◆ Work item: Repeat the entries exactly, keeping every line as it is.

◆ Material provided:
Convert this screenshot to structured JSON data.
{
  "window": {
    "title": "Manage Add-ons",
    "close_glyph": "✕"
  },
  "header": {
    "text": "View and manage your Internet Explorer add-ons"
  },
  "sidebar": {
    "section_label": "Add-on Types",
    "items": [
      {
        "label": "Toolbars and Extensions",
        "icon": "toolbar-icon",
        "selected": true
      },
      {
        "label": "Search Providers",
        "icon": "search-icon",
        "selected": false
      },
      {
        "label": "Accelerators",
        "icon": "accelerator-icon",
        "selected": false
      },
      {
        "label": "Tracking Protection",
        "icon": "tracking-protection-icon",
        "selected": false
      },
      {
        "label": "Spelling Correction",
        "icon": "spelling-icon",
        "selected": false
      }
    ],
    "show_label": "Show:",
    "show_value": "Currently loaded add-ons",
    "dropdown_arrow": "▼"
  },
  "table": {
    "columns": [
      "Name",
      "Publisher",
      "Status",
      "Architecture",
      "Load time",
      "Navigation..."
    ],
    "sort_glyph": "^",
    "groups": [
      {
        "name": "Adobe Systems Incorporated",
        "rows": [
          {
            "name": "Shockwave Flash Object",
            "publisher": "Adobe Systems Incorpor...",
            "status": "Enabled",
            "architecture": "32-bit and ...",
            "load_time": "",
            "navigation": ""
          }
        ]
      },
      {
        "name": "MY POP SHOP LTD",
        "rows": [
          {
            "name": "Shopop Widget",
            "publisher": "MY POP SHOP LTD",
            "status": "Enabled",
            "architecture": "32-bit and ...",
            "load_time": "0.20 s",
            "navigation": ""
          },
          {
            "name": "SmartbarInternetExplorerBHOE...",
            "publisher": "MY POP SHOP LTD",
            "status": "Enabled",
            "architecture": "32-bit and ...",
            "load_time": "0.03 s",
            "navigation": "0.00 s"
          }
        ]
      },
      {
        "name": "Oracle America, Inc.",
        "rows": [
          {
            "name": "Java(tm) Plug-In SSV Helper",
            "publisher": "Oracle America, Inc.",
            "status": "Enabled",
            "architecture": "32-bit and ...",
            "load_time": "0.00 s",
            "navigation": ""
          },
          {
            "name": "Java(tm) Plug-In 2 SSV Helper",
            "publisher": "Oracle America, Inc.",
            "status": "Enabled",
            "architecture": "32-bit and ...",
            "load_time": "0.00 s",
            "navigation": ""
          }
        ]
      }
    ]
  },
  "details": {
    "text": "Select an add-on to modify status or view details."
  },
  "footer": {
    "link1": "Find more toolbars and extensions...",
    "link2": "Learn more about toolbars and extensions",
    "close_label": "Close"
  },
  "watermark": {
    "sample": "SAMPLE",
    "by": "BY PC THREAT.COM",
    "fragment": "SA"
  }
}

◆ Task answer:
Convert this screenshot to structured JSON data.
{
  "window": {
    "title": "Manage Add-ons",
    "close_glyph": "✕"
  },
  "header": {
    "text": "View and manage your Internet Explorer add-ons"
  },
  "sidebar": {
    "section_label": "Add-on Types",
    "items": [
      {
        "label": "Toolbars and Extensions",
        "icon": "toolbar-icon",
        "selected": true
      },
      {
        "label": "Search Providers",
        "icon": "search-icon",
        "selected": false
      },
      {
        "label": "Accelerators",
        "icon": "accelerator-icon",
        "selected": false
      },
      {
        "label": "Tracking Protection",
        "icon": "tracking-protection-icon",
        "selected": false
      },
      {
        "label": "Spelling Correction",
        "icon": "spelling-icon",
        "selected": false
      }
    ],
    "show_label": "Show:",
    "show_value": "Currently loaded add-ons",
    "dropdown_arrow": "▼"
  },
  "table": {
    "columns": [
      "Name",
      "Publisher",
      "Status",
      "Architecture",
      "Load time",
      "Navigation..."
    ],
    "sort_glyph": "^",
    "groups": [
      {
        "name": "Adobe Systems Incorporated",
        "rows": [
          {
            "name": "Shockwave Flash Object",
            "publisher": "Adobe Systems Incorpor...",
            "status": "Enabled",
            "architecture": "32-bit and ...",
            "load_time": "",
            "navigation": ""
          }
        ]
      },
      {
        "name": "MY POP SHOP LTD",
        "rows": [
          {
            "name": "Shopop Widget",
            "publisher": "MY POP SHOP LTD",
            "status": "Enabled",
            "architecture": "32-bit and ...",
            "load_time": "0.20 s",
            "navigation": ""
          },
          {
            "name": "SmartbarInternetExplorerBHOE...",
            "publisher": "MY POP SHOP LTD",
            "status": "Enabled",
            "architecture": "32-bit and ...",
            "load_time": "0.03 s",
            "navigation": "0.00 s"
          }
        ]
      },
      {
        "name": "Oracle America, Inc.",
        "rows": [
          {
            "name": "Java(tm) Plug-In SSV Helper",
            "publisher": "Oracle America, Inc.",
            "status": "Enabled",
            "architecture": "32-bit and ...",
            "load_time": "0.00 s",
            "navigation": ""
          },
          {
            "name": "Java(tm) Plug-In 2 SSV Helper",
            "publisher": "Oracle America, Inc.",
            "status": "Enabled",
            "architecture": "32-bit and ...",
            "load_time": "0.00 s",
            "navigation": ""
          }
        ]
      }
    ]
  },
  "details": {
    "text": "Select an add-on to modify status or view details."
  },
  "footer": {
    "link1": "Find more toolbars and extensions...",
    "link2": "Learn more about toolbars and extensions",
    "close_label": "Close"
  },
  "watermark": {
    "sample": "SAMPLE",
    "by": "BY PC THREAT.COM",
    "fragment": "SA"
  }
}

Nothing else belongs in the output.